DETROIT -- This summer, General Motors Co. grouped marketing and communication under Vice Chairman Bob Lutz to sell GM's improving lineup. But last week, that alignment was broken up by interim CEO Ed Whitacre.
Just as GM needs to build sales momentum, it has shuffled its marketing organization by removing Lutz as its top marketing executive. In Susan Docherty, it now has its third marketing chief in the past six months.
Lutz, 77, will remain vice chairman and become an adviser on design and global product development. The unified message-creating machinery assembled by Lutz was scattered by Whitacre's changes.
On the other hand, sales and marketing reunited under Docherty. They had been separated by Henderson.
Docherty, 47, now vice president of vehicle sales, service and marketing, will report to Mark Reuss, the new president of GM North America. Chris Preuss, the head of public relations, also had reported to Lutz but now reports to Whitacre.
Lutz was trying to punch up GM's message by getting different departments, such as design and advertising, to work together. For example, he chose Bryan Nesbitt, an auto designer who made his name styling the Chrysler PT Cruiser, to run Cadillac. Nesbitt had been vice president of GM's North American design.
Docherty was mentored by Mark LaNeve, 50, who had been vice president of vehicle sales, service and marketing until July, when Lutz took command of marketing. LaNeve left GM in October to run marketing for Allstate.
Some insiders see Docherty as part of the "Cadillac mafia." That's a group of fast-track GM vets who were a part of Cadillac's renaissance earlier this decade. Docherty had been head of U.S. sales before last week's promotion. Before that she was general manager of the Buick and GMC brands.

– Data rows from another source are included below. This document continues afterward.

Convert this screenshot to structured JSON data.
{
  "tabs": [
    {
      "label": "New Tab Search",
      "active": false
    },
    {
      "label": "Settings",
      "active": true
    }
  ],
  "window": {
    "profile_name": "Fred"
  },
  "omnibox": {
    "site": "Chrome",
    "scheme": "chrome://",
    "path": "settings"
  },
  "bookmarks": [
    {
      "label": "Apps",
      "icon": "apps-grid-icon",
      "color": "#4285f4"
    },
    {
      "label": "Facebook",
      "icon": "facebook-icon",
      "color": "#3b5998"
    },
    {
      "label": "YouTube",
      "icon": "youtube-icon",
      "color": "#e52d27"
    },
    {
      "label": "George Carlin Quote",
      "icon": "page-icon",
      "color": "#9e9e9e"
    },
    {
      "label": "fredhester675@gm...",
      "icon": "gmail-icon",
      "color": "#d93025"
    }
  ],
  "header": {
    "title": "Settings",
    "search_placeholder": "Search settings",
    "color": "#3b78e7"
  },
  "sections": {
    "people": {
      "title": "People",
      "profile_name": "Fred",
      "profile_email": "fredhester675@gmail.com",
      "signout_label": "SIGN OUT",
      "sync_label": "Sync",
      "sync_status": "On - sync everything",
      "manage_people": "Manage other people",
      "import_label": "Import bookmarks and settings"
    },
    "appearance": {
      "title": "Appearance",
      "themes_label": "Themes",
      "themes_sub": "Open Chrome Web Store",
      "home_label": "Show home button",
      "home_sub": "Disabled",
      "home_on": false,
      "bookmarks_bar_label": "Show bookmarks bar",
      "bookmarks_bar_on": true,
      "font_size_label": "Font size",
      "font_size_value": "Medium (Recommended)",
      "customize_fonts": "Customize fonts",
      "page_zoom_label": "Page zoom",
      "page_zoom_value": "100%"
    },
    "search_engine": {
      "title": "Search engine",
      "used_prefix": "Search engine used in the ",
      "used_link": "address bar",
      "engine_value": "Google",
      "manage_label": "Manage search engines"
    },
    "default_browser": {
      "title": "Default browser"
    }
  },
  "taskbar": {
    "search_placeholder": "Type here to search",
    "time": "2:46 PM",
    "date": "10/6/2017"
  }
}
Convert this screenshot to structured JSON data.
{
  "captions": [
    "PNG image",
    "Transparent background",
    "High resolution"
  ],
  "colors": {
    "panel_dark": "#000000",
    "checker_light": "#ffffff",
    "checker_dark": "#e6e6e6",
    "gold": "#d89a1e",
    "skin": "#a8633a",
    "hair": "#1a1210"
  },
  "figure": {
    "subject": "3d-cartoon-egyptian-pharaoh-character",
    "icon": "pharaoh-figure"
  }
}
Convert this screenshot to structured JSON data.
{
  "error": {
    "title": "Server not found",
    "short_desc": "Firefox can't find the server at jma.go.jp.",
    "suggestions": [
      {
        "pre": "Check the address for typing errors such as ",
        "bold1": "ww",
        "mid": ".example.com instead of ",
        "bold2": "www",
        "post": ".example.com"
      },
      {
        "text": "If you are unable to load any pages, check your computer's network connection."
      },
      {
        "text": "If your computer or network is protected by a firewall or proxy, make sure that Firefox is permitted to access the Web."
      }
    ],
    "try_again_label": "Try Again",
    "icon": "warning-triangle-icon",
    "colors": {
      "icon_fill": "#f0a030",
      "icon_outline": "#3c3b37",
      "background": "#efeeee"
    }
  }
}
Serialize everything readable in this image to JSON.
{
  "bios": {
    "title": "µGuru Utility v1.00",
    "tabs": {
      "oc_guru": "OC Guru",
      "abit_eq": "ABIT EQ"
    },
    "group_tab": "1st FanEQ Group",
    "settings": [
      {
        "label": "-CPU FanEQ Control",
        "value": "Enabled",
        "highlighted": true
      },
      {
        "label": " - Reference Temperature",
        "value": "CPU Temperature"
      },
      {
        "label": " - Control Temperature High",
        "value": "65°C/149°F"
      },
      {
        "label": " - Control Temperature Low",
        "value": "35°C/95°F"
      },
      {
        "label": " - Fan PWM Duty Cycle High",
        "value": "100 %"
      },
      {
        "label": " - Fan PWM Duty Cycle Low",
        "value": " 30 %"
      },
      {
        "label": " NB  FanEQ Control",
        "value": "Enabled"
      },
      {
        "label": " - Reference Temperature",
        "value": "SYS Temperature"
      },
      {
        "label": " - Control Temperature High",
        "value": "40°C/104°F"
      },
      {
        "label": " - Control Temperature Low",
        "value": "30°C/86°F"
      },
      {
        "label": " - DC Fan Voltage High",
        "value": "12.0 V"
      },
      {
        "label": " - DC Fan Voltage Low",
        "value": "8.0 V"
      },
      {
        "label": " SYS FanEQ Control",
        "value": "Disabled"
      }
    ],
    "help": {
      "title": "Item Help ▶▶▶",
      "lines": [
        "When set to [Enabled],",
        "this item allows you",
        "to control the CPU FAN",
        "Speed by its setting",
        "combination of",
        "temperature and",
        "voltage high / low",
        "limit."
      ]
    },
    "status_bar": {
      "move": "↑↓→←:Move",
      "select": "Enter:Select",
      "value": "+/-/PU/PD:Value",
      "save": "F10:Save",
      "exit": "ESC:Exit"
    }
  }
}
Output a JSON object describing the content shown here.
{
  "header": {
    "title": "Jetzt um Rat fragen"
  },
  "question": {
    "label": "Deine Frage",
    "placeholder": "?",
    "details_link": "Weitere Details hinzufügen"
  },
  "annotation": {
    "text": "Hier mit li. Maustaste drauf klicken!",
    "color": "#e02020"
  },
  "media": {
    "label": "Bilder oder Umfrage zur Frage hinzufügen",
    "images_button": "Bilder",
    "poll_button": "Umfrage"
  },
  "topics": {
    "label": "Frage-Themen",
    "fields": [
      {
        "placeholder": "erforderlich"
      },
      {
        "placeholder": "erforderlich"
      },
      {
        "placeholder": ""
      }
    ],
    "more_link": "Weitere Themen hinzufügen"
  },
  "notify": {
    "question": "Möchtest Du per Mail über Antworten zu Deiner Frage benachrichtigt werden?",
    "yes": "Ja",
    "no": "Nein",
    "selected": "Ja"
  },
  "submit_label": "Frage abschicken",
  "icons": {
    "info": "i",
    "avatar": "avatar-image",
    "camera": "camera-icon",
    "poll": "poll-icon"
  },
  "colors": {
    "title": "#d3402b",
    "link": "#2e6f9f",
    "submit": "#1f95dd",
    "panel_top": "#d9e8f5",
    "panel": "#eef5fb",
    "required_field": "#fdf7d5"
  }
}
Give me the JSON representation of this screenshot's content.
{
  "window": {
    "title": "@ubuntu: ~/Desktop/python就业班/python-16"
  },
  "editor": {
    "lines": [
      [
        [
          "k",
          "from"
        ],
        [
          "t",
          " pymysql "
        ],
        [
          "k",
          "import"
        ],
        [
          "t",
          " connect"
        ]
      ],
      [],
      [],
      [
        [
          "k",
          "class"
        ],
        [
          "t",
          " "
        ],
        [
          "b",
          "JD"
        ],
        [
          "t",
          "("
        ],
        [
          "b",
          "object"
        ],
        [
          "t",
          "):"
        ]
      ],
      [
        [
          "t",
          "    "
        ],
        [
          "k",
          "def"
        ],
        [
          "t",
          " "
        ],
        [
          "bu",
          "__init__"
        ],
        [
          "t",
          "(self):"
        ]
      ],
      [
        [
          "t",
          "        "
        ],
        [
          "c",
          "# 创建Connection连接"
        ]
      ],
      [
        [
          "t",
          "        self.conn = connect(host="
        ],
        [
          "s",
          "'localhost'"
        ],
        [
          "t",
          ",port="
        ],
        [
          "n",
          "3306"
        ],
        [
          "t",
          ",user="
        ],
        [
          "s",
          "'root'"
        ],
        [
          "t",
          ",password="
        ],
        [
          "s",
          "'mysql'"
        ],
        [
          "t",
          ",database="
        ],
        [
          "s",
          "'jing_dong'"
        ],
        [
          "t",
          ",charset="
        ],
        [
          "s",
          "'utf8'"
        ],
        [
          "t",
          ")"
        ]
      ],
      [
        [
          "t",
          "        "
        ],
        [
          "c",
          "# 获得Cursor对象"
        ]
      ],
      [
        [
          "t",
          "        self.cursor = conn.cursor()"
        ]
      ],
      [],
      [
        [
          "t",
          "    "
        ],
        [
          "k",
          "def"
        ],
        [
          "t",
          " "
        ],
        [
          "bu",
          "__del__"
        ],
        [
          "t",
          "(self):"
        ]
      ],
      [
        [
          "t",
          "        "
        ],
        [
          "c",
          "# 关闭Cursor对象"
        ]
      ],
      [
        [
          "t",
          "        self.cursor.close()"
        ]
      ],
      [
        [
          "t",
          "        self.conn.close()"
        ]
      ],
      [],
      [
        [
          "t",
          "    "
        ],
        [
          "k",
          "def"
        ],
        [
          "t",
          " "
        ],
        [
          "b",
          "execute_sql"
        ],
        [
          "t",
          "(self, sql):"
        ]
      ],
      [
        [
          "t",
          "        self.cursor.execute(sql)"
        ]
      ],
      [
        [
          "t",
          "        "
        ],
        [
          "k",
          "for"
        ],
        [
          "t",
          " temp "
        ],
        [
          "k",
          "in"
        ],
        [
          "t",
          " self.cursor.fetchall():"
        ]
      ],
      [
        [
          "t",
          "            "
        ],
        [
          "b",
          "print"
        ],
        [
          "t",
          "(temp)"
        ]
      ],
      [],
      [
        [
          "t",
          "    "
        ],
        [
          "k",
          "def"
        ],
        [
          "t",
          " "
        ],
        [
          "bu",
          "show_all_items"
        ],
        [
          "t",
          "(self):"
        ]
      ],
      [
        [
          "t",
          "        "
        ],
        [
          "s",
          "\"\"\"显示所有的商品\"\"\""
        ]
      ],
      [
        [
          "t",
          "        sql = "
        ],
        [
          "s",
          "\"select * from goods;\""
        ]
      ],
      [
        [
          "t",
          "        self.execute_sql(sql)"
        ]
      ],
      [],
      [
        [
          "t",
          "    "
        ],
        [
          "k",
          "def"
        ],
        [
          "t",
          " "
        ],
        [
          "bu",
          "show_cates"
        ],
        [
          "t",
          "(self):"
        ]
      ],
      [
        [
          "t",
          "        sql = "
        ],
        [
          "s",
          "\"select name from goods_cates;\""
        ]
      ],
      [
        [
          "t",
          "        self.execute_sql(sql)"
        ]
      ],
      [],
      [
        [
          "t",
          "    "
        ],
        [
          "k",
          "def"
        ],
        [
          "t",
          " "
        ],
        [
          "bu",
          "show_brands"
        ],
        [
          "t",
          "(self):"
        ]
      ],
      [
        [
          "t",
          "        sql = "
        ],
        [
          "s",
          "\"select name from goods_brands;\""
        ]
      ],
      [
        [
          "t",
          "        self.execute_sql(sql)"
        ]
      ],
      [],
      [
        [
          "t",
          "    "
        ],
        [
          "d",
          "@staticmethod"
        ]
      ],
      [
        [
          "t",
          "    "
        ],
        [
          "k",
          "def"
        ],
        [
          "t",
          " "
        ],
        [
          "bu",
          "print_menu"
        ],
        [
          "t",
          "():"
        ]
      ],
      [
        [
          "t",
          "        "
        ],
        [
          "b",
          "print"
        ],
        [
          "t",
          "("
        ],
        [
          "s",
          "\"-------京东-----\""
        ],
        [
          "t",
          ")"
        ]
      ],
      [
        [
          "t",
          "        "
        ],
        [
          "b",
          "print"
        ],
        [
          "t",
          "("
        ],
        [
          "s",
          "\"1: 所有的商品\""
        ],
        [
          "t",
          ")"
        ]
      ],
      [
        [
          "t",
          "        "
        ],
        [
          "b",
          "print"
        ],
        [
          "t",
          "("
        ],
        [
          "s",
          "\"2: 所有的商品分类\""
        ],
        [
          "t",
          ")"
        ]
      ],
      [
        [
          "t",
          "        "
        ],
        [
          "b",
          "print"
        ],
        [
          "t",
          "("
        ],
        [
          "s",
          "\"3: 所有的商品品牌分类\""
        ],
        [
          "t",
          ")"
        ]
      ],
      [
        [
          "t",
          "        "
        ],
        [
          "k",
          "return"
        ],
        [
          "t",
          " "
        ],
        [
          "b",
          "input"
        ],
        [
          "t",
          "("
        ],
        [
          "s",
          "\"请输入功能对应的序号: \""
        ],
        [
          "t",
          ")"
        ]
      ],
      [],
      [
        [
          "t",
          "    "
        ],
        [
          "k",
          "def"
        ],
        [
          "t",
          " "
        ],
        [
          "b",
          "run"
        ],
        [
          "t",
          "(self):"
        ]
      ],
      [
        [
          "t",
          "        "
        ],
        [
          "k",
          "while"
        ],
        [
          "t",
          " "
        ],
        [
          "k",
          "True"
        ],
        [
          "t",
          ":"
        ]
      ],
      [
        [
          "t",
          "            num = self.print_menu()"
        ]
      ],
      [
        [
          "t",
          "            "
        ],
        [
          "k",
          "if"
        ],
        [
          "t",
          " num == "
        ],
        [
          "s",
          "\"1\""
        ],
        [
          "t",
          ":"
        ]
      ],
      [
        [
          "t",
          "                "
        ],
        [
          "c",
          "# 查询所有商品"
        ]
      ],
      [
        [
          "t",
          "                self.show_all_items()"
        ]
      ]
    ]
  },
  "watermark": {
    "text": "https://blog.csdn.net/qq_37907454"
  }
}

When Lutz took command of marketing, he openly criticized the Buick commercials launching the 2010 LaCrosse sedan -- spots Docherty had blessed as head of Buick and GMC.
Whitacre's restructuring of marketing has some GM insiders worried GM is returning to a decentralized structure that didn't work before. But some applaud the changes.
"This makes a lot more business sense to me than the other way," said Duane Paddock, co-chairman of GM's National Dealer Council. "It cleans it up and streamlines it for everyone."